> [TRY IT] Records follow. Select each line holding "level".

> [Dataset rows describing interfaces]
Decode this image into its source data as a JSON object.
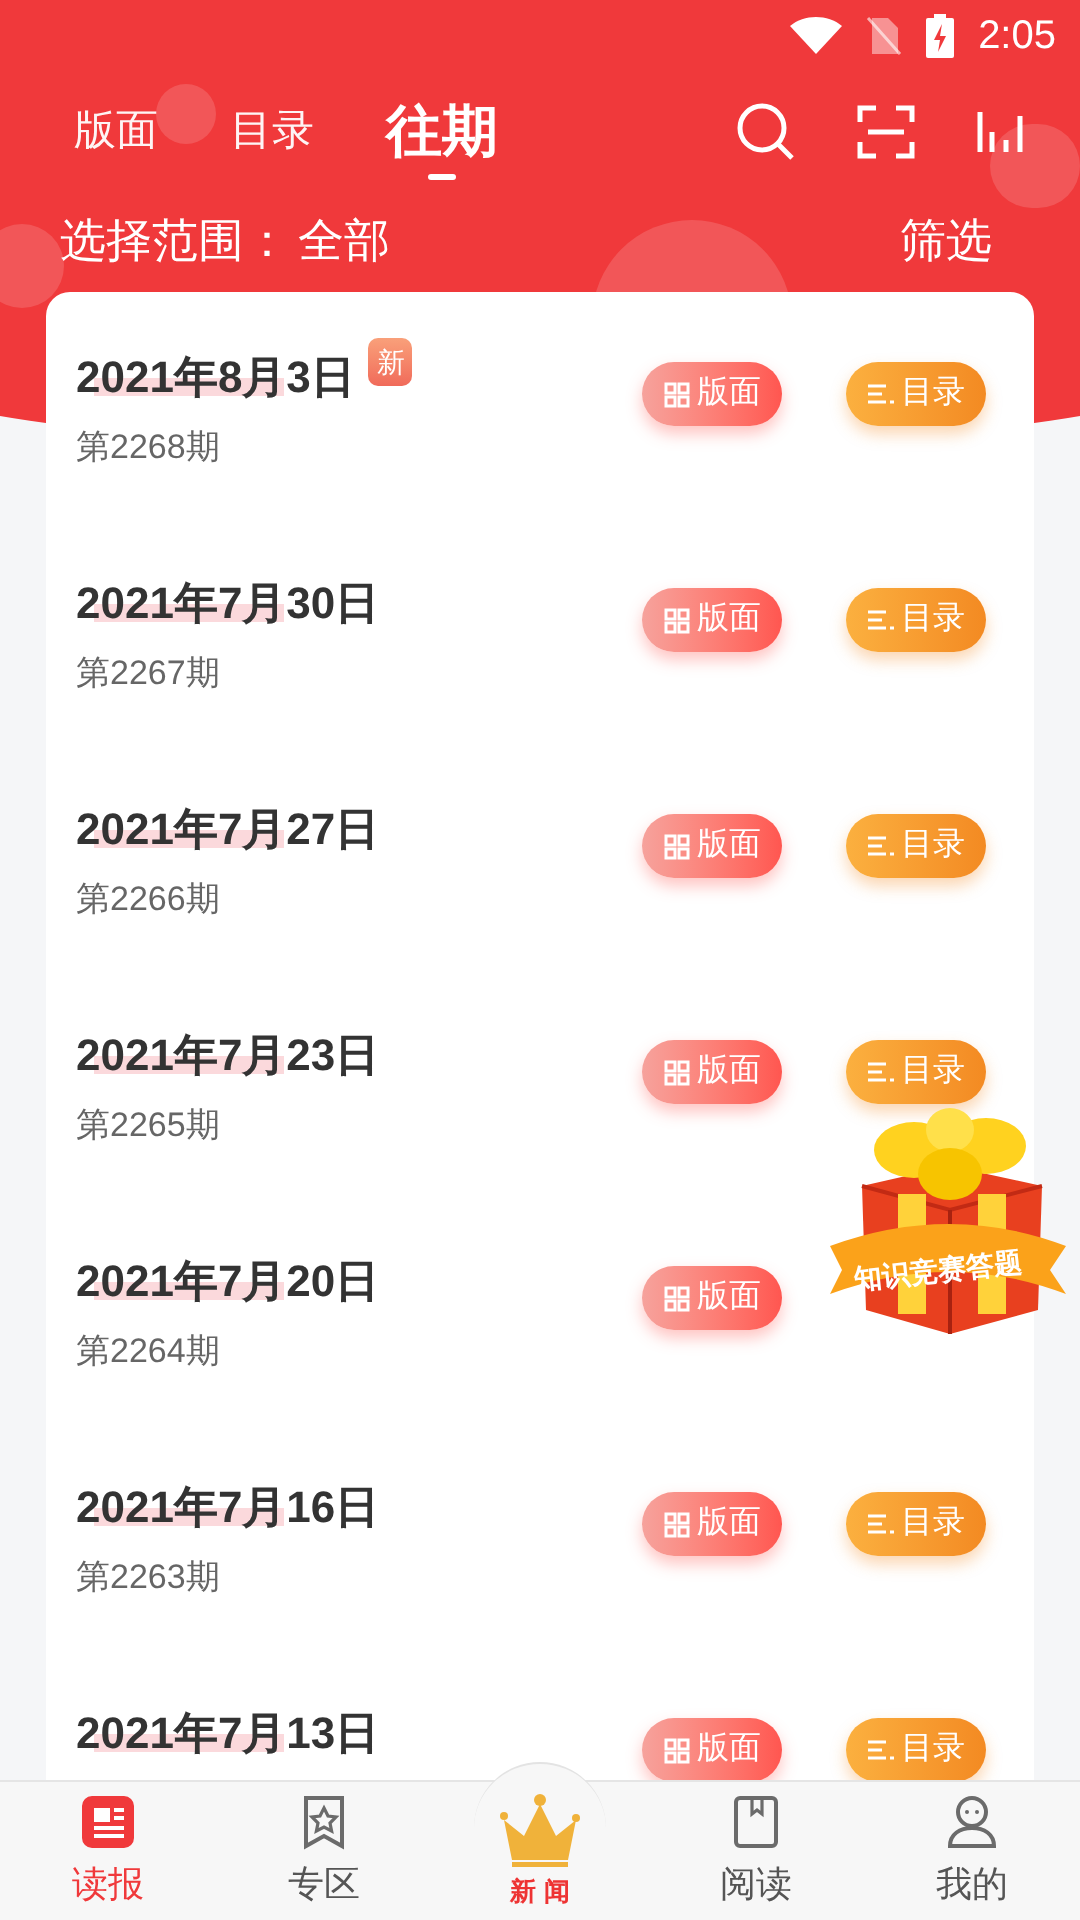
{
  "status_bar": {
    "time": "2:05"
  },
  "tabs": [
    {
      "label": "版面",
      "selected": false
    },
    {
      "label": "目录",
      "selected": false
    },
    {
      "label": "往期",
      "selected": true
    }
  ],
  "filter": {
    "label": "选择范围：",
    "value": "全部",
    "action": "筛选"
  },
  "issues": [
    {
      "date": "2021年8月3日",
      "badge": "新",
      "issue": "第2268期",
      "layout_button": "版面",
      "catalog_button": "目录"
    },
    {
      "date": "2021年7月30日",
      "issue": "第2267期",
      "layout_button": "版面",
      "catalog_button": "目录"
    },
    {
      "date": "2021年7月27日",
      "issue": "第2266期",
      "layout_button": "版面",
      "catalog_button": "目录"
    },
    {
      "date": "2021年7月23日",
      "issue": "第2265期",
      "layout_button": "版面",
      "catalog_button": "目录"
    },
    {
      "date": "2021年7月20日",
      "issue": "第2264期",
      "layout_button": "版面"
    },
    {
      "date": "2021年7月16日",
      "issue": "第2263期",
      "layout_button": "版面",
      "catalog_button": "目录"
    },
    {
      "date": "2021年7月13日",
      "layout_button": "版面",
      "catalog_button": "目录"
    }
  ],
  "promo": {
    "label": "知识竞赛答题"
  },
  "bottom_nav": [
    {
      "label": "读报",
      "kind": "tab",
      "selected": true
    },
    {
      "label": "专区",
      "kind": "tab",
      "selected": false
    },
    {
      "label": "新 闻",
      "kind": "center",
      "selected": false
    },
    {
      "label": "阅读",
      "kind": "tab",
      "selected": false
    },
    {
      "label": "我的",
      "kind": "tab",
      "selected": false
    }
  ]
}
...
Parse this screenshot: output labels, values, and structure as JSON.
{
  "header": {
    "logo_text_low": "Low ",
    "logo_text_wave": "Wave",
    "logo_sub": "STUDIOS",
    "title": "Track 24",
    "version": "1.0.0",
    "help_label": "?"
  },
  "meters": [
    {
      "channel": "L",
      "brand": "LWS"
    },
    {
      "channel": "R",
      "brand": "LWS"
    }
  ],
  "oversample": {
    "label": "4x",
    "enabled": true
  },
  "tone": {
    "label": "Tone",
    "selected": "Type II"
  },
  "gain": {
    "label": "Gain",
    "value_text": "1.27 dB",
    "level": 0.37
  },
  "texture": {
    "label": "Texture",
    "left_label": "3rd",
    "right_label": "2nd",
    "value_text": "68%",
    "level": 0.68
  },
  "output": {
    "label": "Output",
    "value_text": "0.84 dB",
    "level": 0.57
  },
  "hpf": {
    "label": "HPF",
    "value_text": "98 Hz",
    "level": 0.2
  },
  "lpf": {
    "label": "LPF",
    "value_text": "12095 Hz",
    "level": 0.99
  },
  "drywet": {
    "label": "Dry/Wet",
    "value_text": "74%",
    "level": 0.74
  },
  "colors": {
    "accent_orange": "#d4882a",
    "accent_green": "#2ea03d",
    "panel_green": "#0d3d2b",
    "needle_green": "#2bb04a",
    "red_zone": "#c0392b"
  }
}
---
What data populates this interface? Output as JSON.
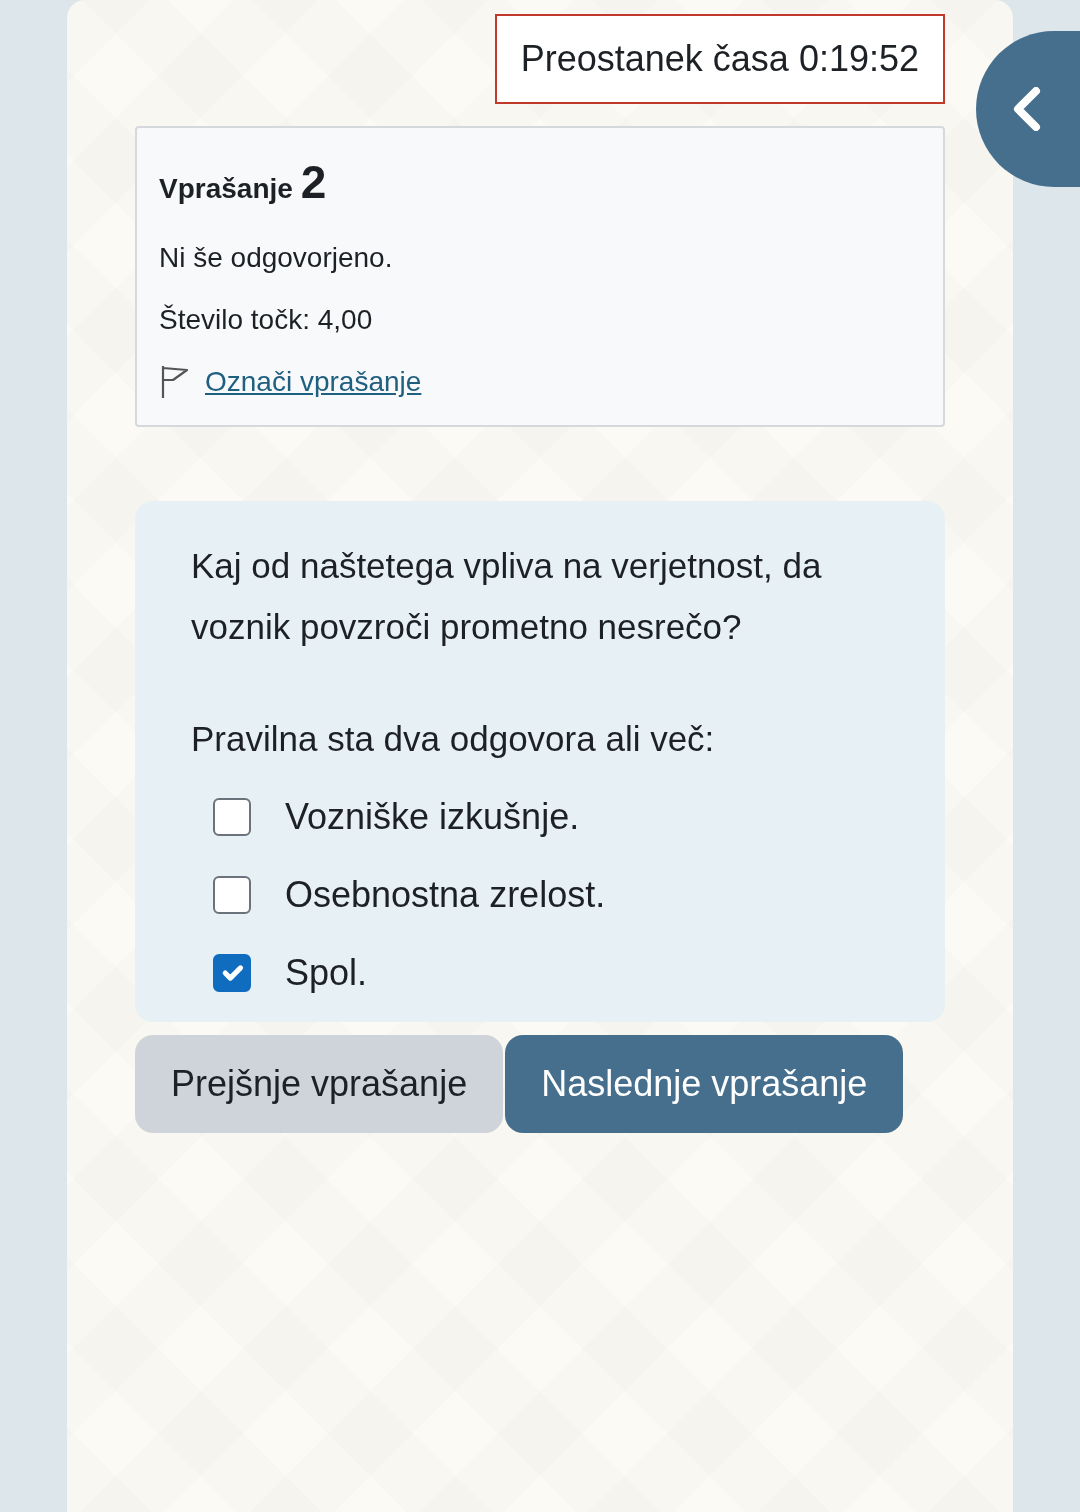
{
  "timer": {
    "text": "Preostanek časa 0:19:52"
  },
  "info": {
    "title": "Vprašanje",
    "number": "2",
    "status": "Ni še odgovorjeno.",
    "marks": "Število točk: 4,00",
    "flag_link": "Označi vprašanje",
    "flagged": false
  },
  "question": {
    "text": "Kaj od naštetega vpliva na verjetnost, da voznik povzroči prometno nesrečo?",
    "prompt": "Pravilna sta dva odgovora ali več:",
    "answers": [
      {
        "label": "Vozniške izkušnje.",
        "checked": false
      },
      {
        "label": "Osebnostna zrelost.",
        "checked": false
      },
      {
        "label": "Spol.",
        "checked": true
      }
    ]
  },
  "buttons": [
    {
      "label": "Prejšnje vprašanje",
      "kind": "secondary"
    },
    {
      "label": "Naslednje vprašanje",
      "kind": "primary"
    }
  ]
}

> [RESULT OF THIS TASK]
    "level": 0.37
    "level": 0.68
    "level": 0.57
    "level": 0.2
    "level": 0.99
    "level": 0.74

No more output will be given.